#### EXERCISE OBJECTIVE
Without the pictures, set down every record below exactly as it reads.

#### DATA FOR THIS TASK

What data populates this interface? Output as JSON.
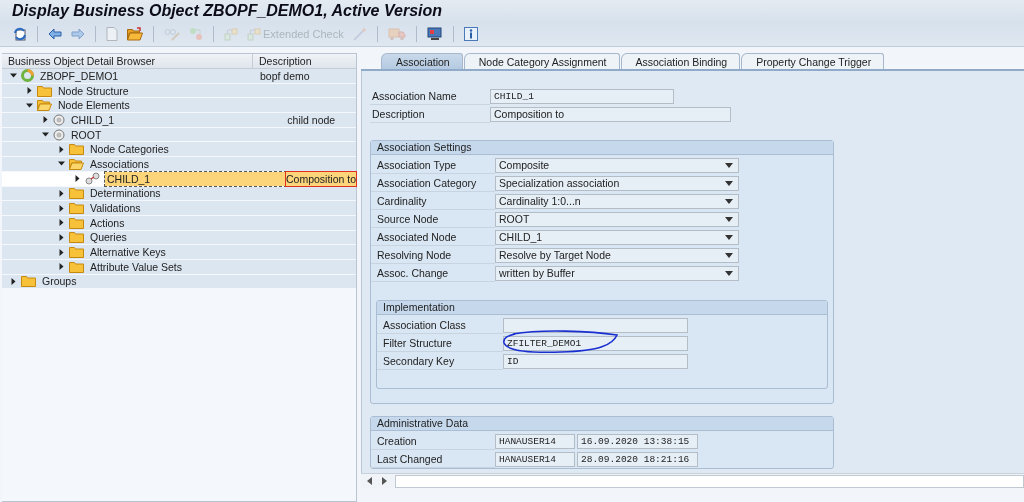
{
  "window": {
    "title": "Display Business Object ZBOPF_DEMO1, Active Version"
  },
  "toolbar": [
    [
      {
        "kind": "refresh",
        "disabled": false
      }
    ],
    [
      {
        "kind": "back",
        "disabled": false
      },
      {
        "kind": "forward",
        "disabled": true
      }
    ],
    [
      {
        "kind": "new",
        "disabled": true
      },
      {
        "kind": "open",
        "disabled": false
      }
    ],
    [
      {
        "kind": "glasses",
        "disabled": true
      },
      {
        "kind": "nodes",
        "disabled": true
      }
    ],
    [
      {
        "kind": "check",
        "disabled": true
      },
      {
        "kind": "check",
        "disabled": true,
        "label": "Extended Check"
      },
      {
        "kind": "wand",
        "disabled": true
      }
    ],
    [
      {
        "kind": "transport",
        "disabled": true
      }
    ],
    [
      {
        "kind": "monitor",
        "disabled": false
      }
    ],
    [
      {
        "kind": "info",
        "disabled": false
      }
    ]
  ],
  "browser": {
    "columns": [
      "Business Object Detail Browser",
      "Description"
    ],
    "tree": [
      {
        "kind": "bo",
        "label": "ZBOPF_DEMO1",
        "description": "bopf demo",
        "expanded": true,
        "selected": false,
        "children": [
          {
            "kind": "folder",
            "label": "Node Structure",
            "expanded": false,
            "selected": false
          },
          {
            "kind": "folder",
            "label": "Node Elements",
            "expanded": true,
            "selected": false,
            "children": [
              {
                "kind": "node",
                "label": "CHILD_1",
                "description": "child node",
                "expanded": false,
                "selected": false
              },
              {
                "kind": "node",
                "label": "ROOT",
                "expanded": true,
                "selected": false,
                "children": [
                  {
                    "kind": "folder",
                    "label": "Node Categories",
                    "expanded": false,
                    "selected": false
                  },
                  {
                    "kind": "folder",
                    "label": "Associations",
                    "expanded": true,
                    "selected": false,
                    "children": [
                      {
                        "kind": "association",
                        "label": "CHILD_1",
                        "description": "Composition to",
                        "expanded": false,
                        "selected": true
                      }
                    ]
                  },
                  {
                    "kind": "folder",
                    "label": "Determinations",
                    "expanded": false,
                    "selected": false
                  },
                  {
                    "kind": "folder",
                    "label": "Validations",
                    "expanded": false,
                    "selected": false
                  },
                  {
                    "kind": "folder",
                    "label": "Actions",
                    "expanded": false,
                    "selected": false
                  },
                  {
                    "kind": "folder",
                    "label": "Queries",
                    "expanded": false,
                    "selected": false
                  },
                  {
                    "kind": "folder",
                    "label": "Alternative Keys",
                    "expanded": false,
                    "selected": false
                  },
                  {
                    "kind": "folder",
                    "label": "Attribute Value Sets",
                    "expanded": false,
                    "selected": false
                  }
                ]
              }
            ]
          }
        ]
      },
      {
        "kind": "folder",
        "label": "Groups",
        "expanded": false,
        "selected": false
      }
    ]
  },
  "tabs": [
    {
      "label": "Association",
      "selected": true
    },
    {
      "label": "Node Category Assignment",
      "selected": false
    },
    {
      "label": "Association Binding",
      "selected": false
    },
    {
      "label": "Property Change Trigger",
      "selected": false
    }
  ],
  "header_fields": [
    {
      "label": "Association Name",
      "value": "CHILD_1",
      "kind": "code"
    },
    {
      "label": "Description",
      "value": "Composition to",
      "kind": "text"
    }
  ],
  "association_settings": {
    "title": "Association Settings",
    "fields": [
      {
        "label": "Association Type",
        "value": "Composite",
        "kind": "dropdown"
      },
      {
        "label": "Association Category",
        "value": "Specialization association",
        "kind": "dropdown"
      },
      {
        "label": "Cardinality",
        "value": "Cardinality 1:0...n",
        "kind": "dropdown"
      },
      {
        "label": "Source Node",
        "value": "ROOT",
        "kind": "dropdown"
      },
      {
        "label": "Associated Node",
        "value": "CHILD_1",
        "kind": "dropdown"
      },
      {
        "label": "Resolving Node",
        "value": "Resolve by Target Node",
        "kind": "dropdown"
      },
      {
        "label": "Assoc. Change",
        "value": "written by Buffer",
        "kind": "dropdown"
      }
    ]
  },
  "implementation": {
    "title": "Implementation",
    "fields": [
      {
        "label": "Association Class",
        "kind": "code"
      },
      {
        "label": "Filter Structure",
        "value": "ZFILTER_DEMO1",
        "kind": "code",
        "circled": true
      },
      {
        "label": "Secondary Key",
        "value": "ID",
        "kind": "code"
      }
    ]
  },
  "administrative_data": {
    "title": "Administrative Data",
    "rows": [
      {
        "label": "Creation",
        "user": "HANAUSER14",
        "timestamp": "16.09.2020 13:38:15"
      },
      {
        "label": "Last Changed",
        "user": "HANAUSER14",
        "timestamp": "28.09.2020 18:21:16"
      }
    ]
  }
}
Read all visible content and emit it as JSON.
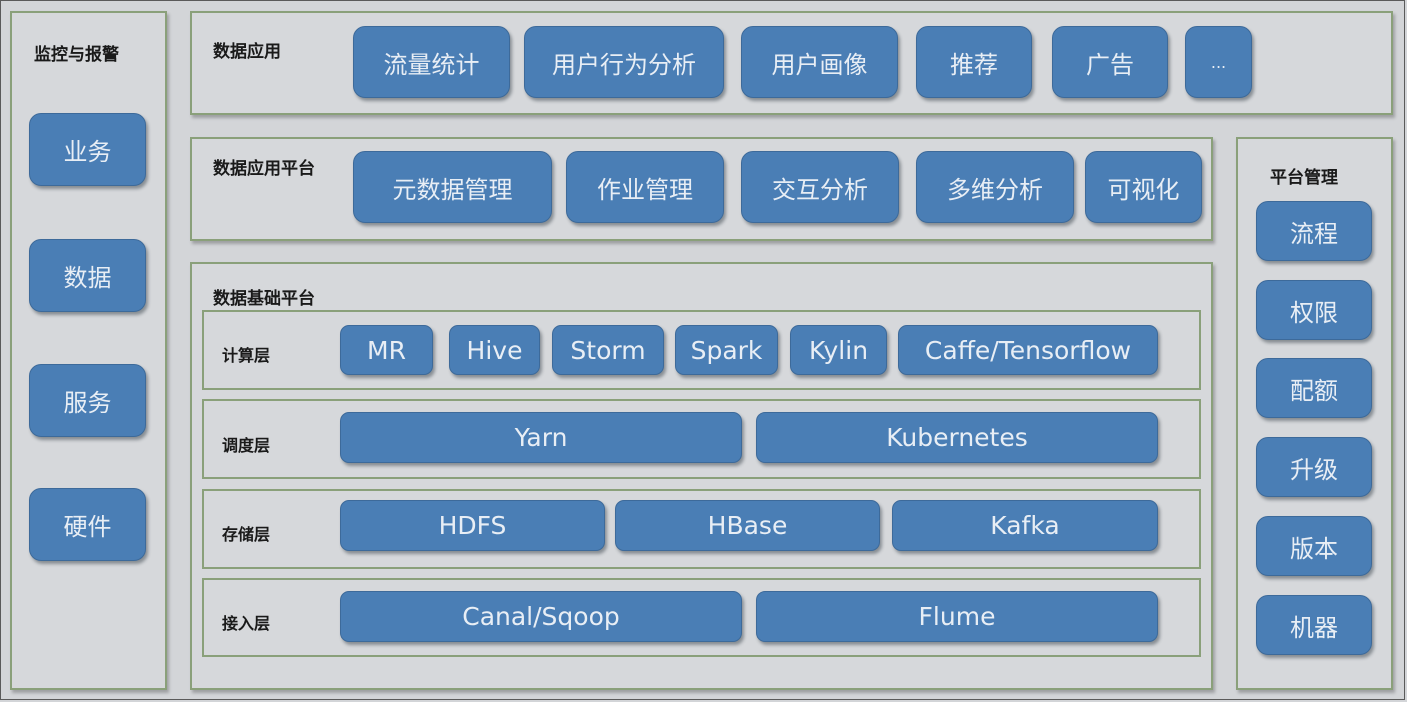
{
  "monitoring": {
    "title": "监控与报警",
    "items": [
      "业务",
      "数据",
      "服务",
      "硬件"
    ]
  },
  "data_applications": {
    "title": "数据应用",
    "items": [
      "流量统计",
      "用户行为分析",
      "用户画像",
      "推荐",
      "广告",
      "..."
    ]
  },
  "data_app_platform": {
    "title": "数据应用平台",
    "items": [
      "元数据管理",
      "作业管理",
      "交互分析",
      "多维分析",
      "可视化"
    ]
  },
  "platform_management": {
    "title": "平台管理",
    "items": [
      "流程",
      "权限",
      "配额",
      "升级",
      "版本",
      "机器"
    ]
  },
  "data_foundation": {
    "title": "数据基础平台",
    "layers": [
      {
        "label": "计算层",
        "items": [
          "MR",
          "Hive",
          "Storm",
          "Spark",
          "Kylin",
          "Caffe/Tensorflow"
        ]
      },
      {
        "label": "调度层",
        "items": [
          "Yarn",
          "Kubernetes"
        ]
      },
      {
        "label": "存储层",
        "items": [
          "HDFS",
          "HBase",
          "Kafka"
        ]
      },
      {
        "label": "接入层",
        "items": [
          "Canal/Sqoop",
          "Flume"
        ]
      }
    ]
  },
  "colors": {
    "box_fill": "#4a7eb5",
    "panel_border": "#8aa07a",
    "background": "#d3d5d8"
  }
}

#### EXERCISE RESPONSE
What data populates this interface? Output as JSON.
{
  "window": {
    "title": "Display Business Object ZBOPF_DEMO1, Active Version"
  },
  "toolbar": [
    [
      {
        "kind": "refresh",
        "disabled": false
      }
    ],
    [
      {
        "kind": "back",
        "disabled": false
      },
      {
        "kind": "forward",
        "disabled": true
      }
    ],
    [
      {
        "kind": "new",
        "disabled": true
      },
      {
        "kind": "open",
        "disabled": false
      }
    ],
    [
      {
        "kind": "glasses",
        "disabled": true
      },
      {
        "kind": "nodes",
        "disabled": true
      }
    ],
    [
      {
        "kind": "check",
        "disabled": true
      },
      {
        "kind": "check",
        "disabled": true,
        "label": "Extended Check"
      },
      {
        "kind": "wand",
        "disabled": true
      }
    ],
    [
      {
        "kind": "transport",
        "disabled": true
      }
    ],
    [
      {
        "kind": "monitor",
        "disabled": false
      }
    ],
    [
      {
        "kind": "info",
        "disabled": false
      }
    ]
  ],
  "browser": {
    "columns": [
      "Business Object Detail Browser",
      "Description"
    ],
    "tree": [
      {
        "kind": "bo",
        "label": "ZBOPF_DEMO1",
        "description": "bopf demo",
        "expanded": true,
        "selected": false,
        "children": [
          {
            "kind": "folder",
            "label": "Node Structure",
            "expanded": false,
            "selected": false
          },
          {
            "kind": "folder",
            "label": "Node Elements",
            "expanded": true,
            "selected": false,
            "children": [
              {
                "kind": "node",
                "label": "CHILD_1",
                "description": "child node",
                "expanded": false,
                "selected": false
              },
              {
                "kind": "node",
                "label": "ROOT",
                "expanded": true,
                "selected": false,
                "children": [
                  {
                    "kind": "folder",
                    "label": "Node Categories",
                    "expanded": false,
                    "selected": false
                  },
                  {
                    "kind": "folder",
                    "label": "Associations",
                    "expanded": true,
                    "selected": false,
                    "children": [
                      {
                        "kind": "association",
                        "label": "CHILD_1",
                        "description": "Composition to",
                        "expanded": false,
                        "selected": true
                      }
                    ]
                  },
                  {
                    "kind": "folder",
                    "label": "Determinations",
                    "expanded": false,
                    "selected": false
                  },
                  {
                    "kind": "folder",
                    "label": "Validations",
                    "expanded": false,
                    "selected": false
                  },
                  {
                    "kind": "folder",
                    "label": "Actions",
                    "expanded": false,
                    "selected": false
                  },
                  {
                    "kind": "folder",
                    "label": "Queries",
                    "expanded": false,
                    "selected": false
                  },
                  {
                    "kind": "folder",
                    "label": "Alternative Keys",
                    "expanded": false,
                    "selected": false
                  },
                  {
                    "kind": "folder",
                    "label": "Attribute Value Sets",
                    "expanded": false,
                    "selected": false
                  }
                ]
              }
            ]
          }
        ]
      },
      {
        "kind": "folder",
        "label": "Groups",
        "expanded": false,
        "selected": false
      }
    ]
  },
  "tabs": [
    {
      "label": "Association",
      "selected": true
    },
    {
      "label": "Node Category Assignment",
      "selected": false
    },
    {
      "label": "Association Binding",
      "selected": false
    },
    {
      "label": "Property Change Trigger",
      "selected": false
    }
  ],
  "header_fields": [
    {
      "label": "Association Name",
      "value": "CHILD_1",
      "kind": "code"
    },
    {
      "label": "Description",
      "value": "Composition to",
      "kind": "text"
    }
  ],
  "association_settings": {
    "title": "Association Settings",
    "fields": [
      {
        "label": "Association Type",
        "value": "Composite",
        "kind": "dropdown"
      },
      {
        "label": "Association Category",
        "value": "Specialization association",
        "kind": "dropdown"
      },
      {
        "label": "Cardinality",
        "value": "Cardinality 1:0...n",
        "kind": "dropdown"
      },
      {
        "label": "Source Node",
        "value": "ROOT",
        "kind": "dropdown"
      },
      {
        "label": "Associated Node",
        "value": "CHILD_1",
        "kind": "dropdown"
      },
      {
        "label": "Resolving Node",
        "value": "Resolve by Target Node",
        "kind": "dropdown"
      },
      {
        "label": "Assoc. Change",
        "value": "written by Buffer",
        "kind": "dropdown"
      }
    ]
  },
  "implementation": {
    "title": "Implementation",
    "fields": [
      {
        "label": "Association Class",
        "kind": "code"
      },
      {
        "label": "Filter Structure",
        "value": "ZFILTER_DEMO1",
        "kind": "code",
        "circled": true
      },
      {
        "label": "Secondary Key",
        "value": "ID",
        "kind": "code"
      }
    ]
  },
  "administrative_data": {
    "title": "Administrative Data",
    "rows": [
      {
        "label": "Creation",
        "user": "HANAUSER14",
        "timestamp": "16.09.2020 13:38:15"
      },
      {
        "label": "Last Changed",
        "user": "HANAUSER14",
        "timestamp": "28.09.2020 18:21:16"
      }
    ]
  }
}
Read all visible content and emit it as JSON.
{
  "monitoring": {
    "title": "监控与报警",
    "items": [
      "业务",
      "数据",
      "服务",
      "硬件"
    ]
  },
  "data_applications": {
    "title": "数据应用",
    "items": [
      "流量统计",
      "用户行为分析",
      "用户画像",
      "推荐",
      "广告",
      "..."
    ]
  },
  "data_app_platform": {
    "title": "数据应用平台",
    "items": [
      "元数据管理",
      "作业管理",
      "交互分析",
      "多维分析",
      "可视化"
    ]
  },
  "platform_management": {
    "title": "平台管理",
    "items": [
      "流程",
      "权限",
      "配额",
      "升级",
      "版本",
      "机器"
    ]
  },
  "data_foundation": {
    "title": "数据基础平台",
    "layers": [
      {
        "label": "计算层",
        "items": [
          "MR",
          "Hive",
          "Storm",
          "Spark",
          "Kylin",
          "Caffe/Tensorflow"
        ]
      },
      {
        "label": "调度层",
        "items": [
          "Yarn",
          "Kubernetes"
        ]
      },
      {
        "label": "存储层",
        "items": [
          "HDFS",
          "HBase",
          "Kafka"
        ]
      },
      {
        "label": "接入层",
        "items": [
          "Canal/Sqoop",
          "Flume"
        ]
      }
    ]
  },
  "colors": {
    "box_fill": "#4a7eb5",
    "panel_border": "#8aa07a",
    "background": "#d3d5d8"
  }
}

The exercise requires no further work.